Apple Mascarpone Custard Galette and an Oil Butter Crust
Makes an 8 inch round galette
Time: 1.5 hours total, including freezing the dough and baking time, about 20 minutes hands on
Equipment: box grater, rolling pin, small sauce pan, baking sheet
Ingredients for crust
2 cups all purpose flour
1/2 tsp salt
3 tbsp sugar (white or brown)
1/3 cup super cold unsalted butter
1/3 cup olive oil
1 large egg white
2 tbsp cold water
1 egg yolk+1 tbsp water for egg wash
sprinkles of sugar (optional)
Ingredients for filling
2 large egg yolks
1 cup mascarpone cream
1/2 cup white sugar
1/2 tsp vanilla extract
3 medium apples, peeled and sliced
1 tbsp ground cinnamon
Let's begin with the crust.

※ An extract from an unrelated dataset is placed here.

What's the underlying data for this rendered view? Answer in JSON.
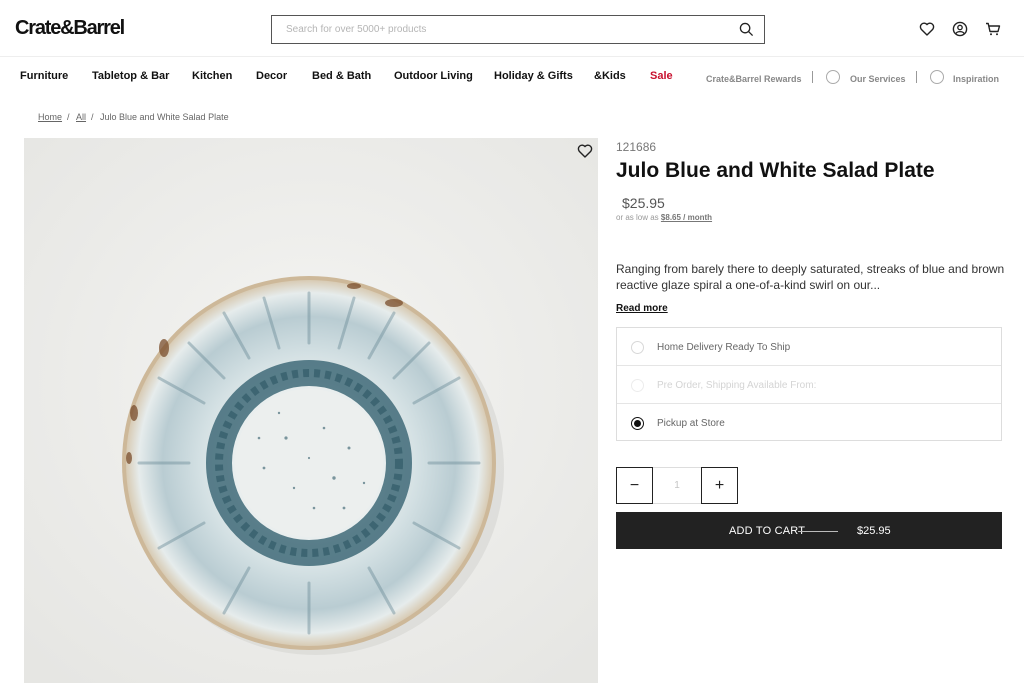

Mix flour, salt, and sugar in a large mixing bowl. Grate butter through the medium holes in the box grater into the dry ingredients, add oil, egg white, and water. Knead and incorporate with your hands so it becomes mushy and crumbly. Be aware that due to the addition of oil, you will end up with a moist and gritty dough. Form into a ball, seal with plastic wrap, and freeze for about 20 minutes.
Now onto the filling. Preheat the oven to 375 F (191 degrees celsius). Start a sauce pan on the stove at low-medium heat. Cook egg yolks while stirring constantly for about 30 seconds, whisk in mascarpone cheese, sugar, and vanilla gradually in that order. Keep whisking to prevent burning and if it bubbles, lower the heat a little more. Cook for about 4 minutes. Set aside. Coat the peeled apple slices with cinnamon in a large bowl and set aside.
After 20 minutes are over, roll the dough onto a floured surface and make it into a circle or oval of about 1/4 inch in thickness. It should be quite large and nicely spread out. Now is the time to transfer the dough onto a large baking sheet to prevent it from ripping later.
Place apple slices in the middle of the dough and spread them out as much as possible, but leave about 3-4 inches of space in the edges of the dough so you can seal them up. Very carefully pull up a section of the edge towards the middle so it covers some of the apple slices. You might have to slide a large, sharp knife under the dough to peel it off the flat surface, if need be. Repeat this process all around the edge. Pour the mascarpone custard over the fruit so it trickles through and some of it falls to the bottom. Brush the top of the dough with egg wash and bake for approximately 25-30 minutes, or until it's slightly golden on top. Open the oven, brush with egg wash one more time and sprinkle with sugar (optional). Bake for another 3 minutes. Let it cool and serve with ice cream!
Have you made or tried a galette before? What are your thoughts on this beautiful, timeless dessert?
What are your favorite desserts to make for others?